Why you should care
Because you don’t need to be psychic to read minds.
Video by Tom Gorman
In person, bespectacled, wavy-haired Jay Alexander seems nervous, even a little shy. You wouldn’t guess that he’s performed for rock stars like Bono and the Rolling Stones, done live shows for the CIA, or appeared on Good Morning America and the Today show.
His claim to fame? He can read minds.
Yes, really. Well, sort of. Alexander uses micro expressions — extremely subtle, split-second facial expressions, like swallowing or twitching at the corners of the mouth — to decipher our thoughts, including whether we’re lying or telling the truth. Alexander learned about micro expressions more than 25 years ago when he stumbled onto a book by psychology researcher Paul Ekman, who’s worked with the CIA to read faces and solve crimes. Ekman is the inspiration behind Tim Roth’s character in the Fox series Lie to Me. Fascinated, Alexander devoured other books on the topic and memorized countless micro expressions before taking his studies to the stage.
He breaks the cardinal rule of magic, revealing the mind-reading secrets behind each act.

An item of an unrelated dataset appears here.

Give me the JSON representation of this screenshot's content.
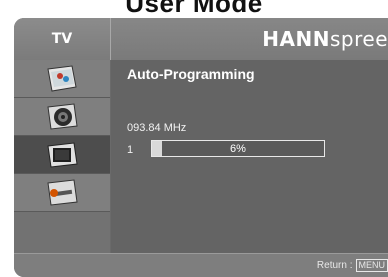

Among his most popular acts is guessing where an audience member is hiding a ring. As one volunteer holds out her balled-up fists, he stops and looks at his audience, gathered around the red-curtained stage at Showroom 42 in San Jose, California. He points out how her nose is turned toward her left hand, which, sure enough, holds the ring. As another pair of volunteers holds out their fists, he asks each one, “Do you have the ring?” over and over before pointing out how one of them adamantly insists, “I do not have the ring,” yet nods her head yes — catching her in a surefire lie. In another act, he recites the alphabet, trying to guess each letter in an audience member’s best friend’s name. As she responds “no” to each letter, he gauges her baseline vocal pitch — when she’s telling the truth — and detects when it changes.
Alexander breaks the cardinal rule of magic, revealing the mind-reading secrets behind each act. “When we have a conversation with someone, there are three conversations that go on: the words we use, our vocal intonations and our body language,” he explains soon after stepping onstage. But he still retains a hint of mystery, blending psychology with classic magic show elements — not only guessing which card a volunteer picked, for example, but making it inch eerily outward from the rest of the deck — so that his audience can’t always tell the difference. Despite his soft-spoken demeanor, he’s a masterful performer. His mentalist feats, sprinkled with a healthy dose of slapstick, routinely send the crowd erupting into giggles.
Alexander admits that he doesn’t always guess correctly. But that’s OK. He says that since the audience is in on it too, they feel invested in him getting it right. “The audience is with you,” he says. Whether he nails it every time is beside the point. “It’s the connection with people.”